It’s important to remember that the season brings so much more than just apples and pumpkins. Take pears, for example. They’re in season beginning in late August, meaning that right now they are hitting their peak. I myself, being an equal opportunist, am putting a hold on my apple-fest and shifting my dessert focus to pears.

Why have pears become fall’s forgotten fruit? In many ways, a pear can be used in the same ways apples are. Like an apple, pears have a thin, but tough outer skin with a crisp and juicy center. These tender, yet firm fruits lend themselves to a variety of uses. You can enjoy them whole, diced into a salad, juiced, pureed, and even baked. That’s one of pears’ little secrets: They are just as wonderful for baked goods such as pies, tarts, and cakes as the fall favorite, apples. MORE

Madame Fromage TM_CH_SPAIN_FI_01

Right around the time I start digging out my sweaters, I begin to crave Spanish cheese. That’s because I associate Spain’s notoriously dense wheels with autumn smells – dry leaves, cool earth, a hint of wood smoke – and, especially, fall colors. A golden wheel of aged Mahon can be brighter than any maple, and a russet wheel of Ibores (rhymes with Delores) pops like neon pollen on new sidewalk.

Spanish cheeses take their color from spices like paprika, the source of Ibores’ rouge coat, and sometimes olive oil, which lends the surface of Mahon its characteristic dark gloss. Cheesemakers rub these ingredients into the rinds as the wheels age, a process that adds flavor – not just to the surface, but also to the paste as the spices slowly penetrate to the core. MORE

The Brew TM_BR_RAUSCH_FI_001

The aroma of wood smoke is something that is particularly tied to the fall season for me. Sure, cool air, changing leaves, and pumpkins get me in the fall spirit too but it isn’t until that first whiff of campfire that I’m really there. Here where I live, in the mid-Atlantic, as September heads into October the weather takes a perfect turn for the backyard campfire. In the town where I grew up, you could almost always pick up the scent of burning hardwoods in the air during autumn months, especially if it was coming from the elaborate fire pit my parents constructed in our backyard.

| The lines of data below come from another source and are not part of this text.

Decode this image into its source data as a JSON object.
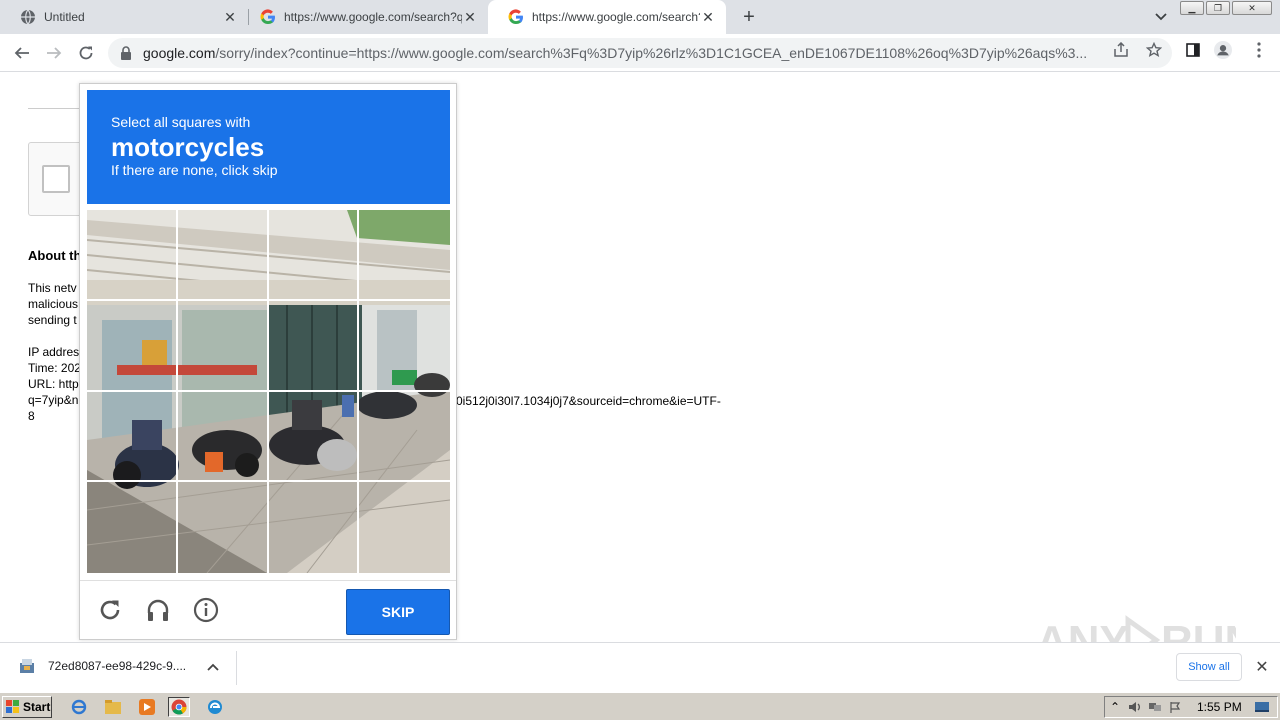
{
  "browser": {
    "tabs": [
      {
        "title": "Untitled",
        "favicon": "globe-icon",
        "active": false
      },
      {
        "title": "https://www.google.com/search?q=",
        "favicon": "google-icon",
        "active": false
      },
      {
        "title": "https://www.google.com/search?q=",
        "favicon": "google-icon",
        "active": true
      }
    ],
    "address_host": "google.com",
    "address_rest": "/sorry/index?continue=https://www.google.com/search%3Fq%3D7yip%26rlz%3D1C1GCEA_enDE1067DE1108%26oq%3D7yip%26aqs%3..."
  },
  "page": {
    "about_title": "About th",
    "para_lines": [
      "This netv",
      "malicious",
      "sending t"
    ],
    "info_lines": [
      "IP addres",
      "Time: 202",
      "URL: http",
      "q=7yip&n",
      "8"
    ],
    "url_tail": "0i512j0i30l7.1034j0j7&sourceid=chrome&ie=UTF-"
  },
  "captcha": {
    "line1": "Select all squares with",
    "target": "motorcycles",
    "line3": "If there are none, click skip",
    "skip_label": "SKIP",
    "footer_icons": [
      "reload-icon",
      "audio-icon",
      "info-icon"
    ]
  },
  "download": {
    "filename": "72ed8087-ee98-429c-9....",
    "show_all": "Show all"
  },
  "taskbar": {
    "start_label": "Start",
    "clock": "1:55 PM"
  },
  "colors": {
    "accent": "#1a73e8",
    "tabstrip": "#dee1e6",
    "taskbar": "#d4d0c8"
  }
}
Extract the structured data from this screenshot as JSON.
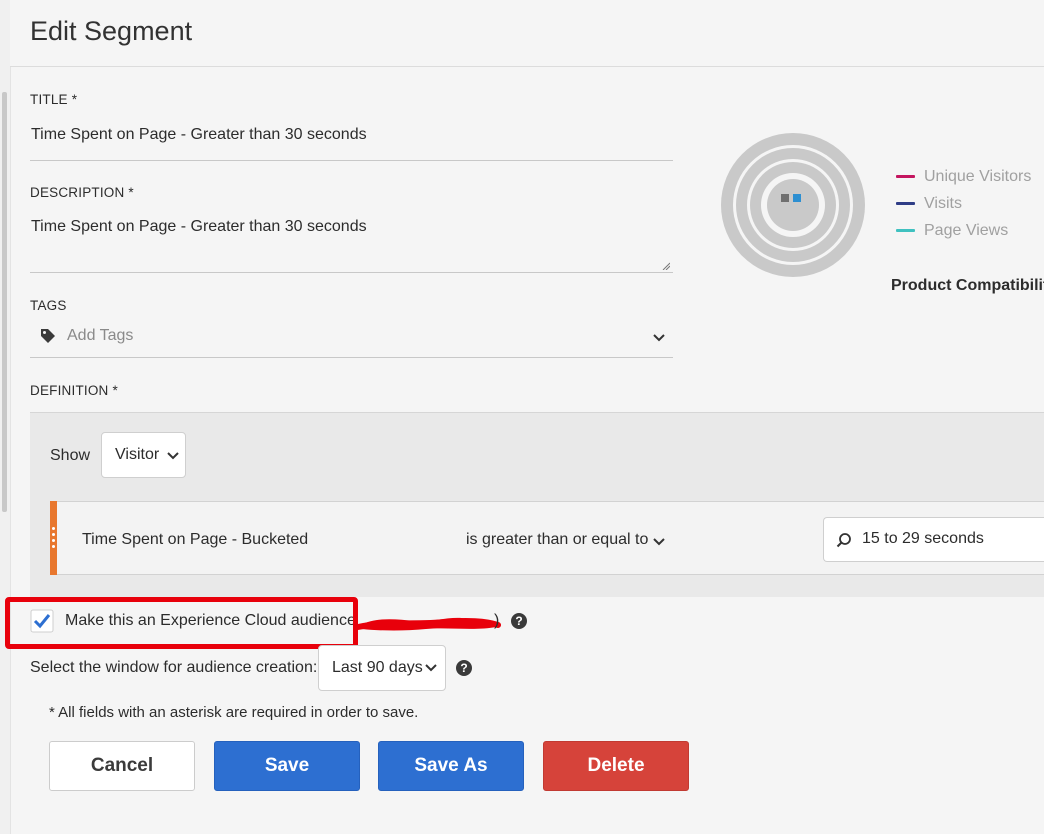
{
  "header": {
    "title": "Edit Segment"
  },
  "form": {
    "title_label": "TITLE *",
    "title_value": "Time Spent on Page - Greater than 30 seconds",
    "description_label": "DESCRIPTION *",
    "description_value": "Time Spent on Page - Greater than 30 seconds",
    "tags_label": "TAGS",
    "tags_placeholder": "Add Tags",
    "definition_label": "DEFINITION *"
  },
  "definition": {
    "show_label": "Show",
    "show_value": "Visitor",
    "rule": {
      "dimension": "Time Spent on Page - Bucketed",
      "operator": "is greater than or equal to",
      "value": "15 to 29 seconds"
    }
  },
  "audience": {
    "checkbox_label": "Make this an Experience Cloud audience",
    "checked": true,
    "partial_text": ")",
    "window_label": "Select the window for audience creation:",
    "window_value": "Last 90 days"
  },
  "footer": {
    "required_note": "* All fields with an asterisk are required in order to save.",
    "cancel": "Cancel",
    "save": "Save",
    "save_as": "Save As",
    "delete": "Delete"
  },
  "preview": {
    "legend": [
      {
        "label": "Unique Visitors",
        "color": "#c4155f"
      },
      {
        "label": "Visits",
        "color": "#2f3d86"
      },
      {
        "label": "Page Views",
        "color": "#3fc1c0"
      }
    ],
    "compat_label": "Product Compatibility"
  },
  "colors": {
    "accent_blue": "#2d6fd1",
    "delete_red": "#d6433a",
    "rule_accent": "#e8772e",
    "annotation_red": "#e8000b"
  },
  "icons": [
    "tag-icon",
    "chevron-down-icon",
    "search-icon",
    "checkmark-icon",
    "help-icon",
    "grip-icon",
    "resize-handle-icon",
    "segment-ring-chart"
  ]
}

Now, fall already has its fair share of seasonal flavors that like to imbue themselves upon every imaginable edible product. You’ll find caramel apple flavor in all your hot beverages, butternut squash in everything on every restaurant menu, and, of course, pumpkin spice flavors in all food and drink products sold between the months of September and December. But my treasured smoke, on the other hand, gets less attention. Honestly, that’s probably for the best; I don’t think smoked Oreos would go over that well. There is one place, however, where smoky flavors work quite well: within the flavor profile of beer. MORE

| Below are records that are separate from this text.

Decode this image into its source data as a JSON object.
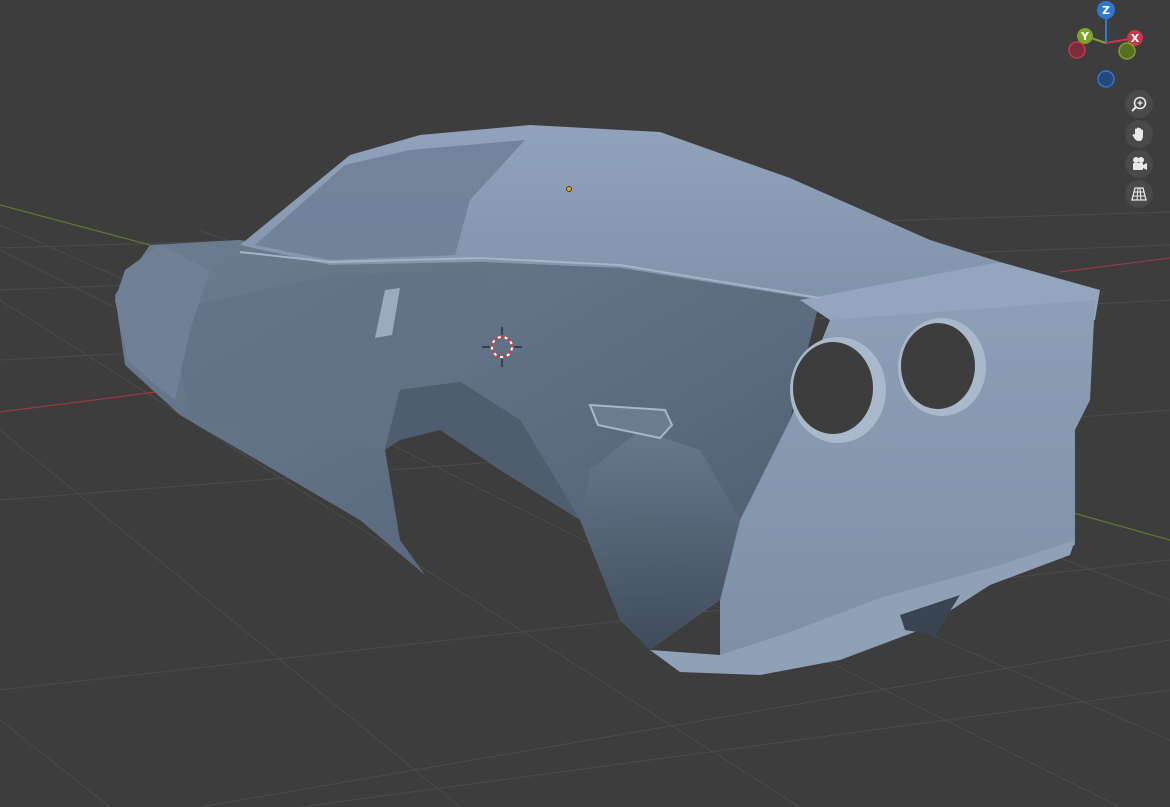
{
  "viewport": {
    "background": "#3d3d3d",
    "grid_color": "#4a4a4a",
    "x_axis_color": "#c8464f",
    "y_axis_color": "#7a9c30"
  },
  "model": {
    "body_color": "#8597ad",
    "shadow_color": "#4e5c6d",
    "highlight_color": "#a8b8cb"
  },
  "gizmo": {
    "x_label": "X",
    "y_label": "Y",
    "z_label": "Z",
    "x_color": "#c8384a",
    "y_color": "#7fa32a",
    "z_color": "#2f78cf"
  },
  "navigation": {
    "zoom": "zoom-icon",
    "pan": "hand-icon",
    "camera": "camera-icon",
    "perspective": "grid-icon"
  },
  "cursor_3d": "3d-cursor-icon",
  "origin_point": "origin-icon"
}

Baking TM_BK_HAZEL_FI_001_1

What does the word “hazelnut” bring to mind? Do you automatically recall the famed stick-to-the-roof-of-your-mouth chocolate and hazelnut spread?

You’re not alone. Most people think of Nutella — the popular chocolate and hazelnut spread — when hazelnuts are mentioned. That, or in my case, the Ferrero Rocher chocolate candies my mother always received in her Christmas stocking from my grandmother, despite not caring for the confection. This treat consists of a whole roasted hazelnut with a hazelnut cream, dipped in milk chocolate and chopped hazelnuts and wrapped individually in gold paper. Decadent much? MORE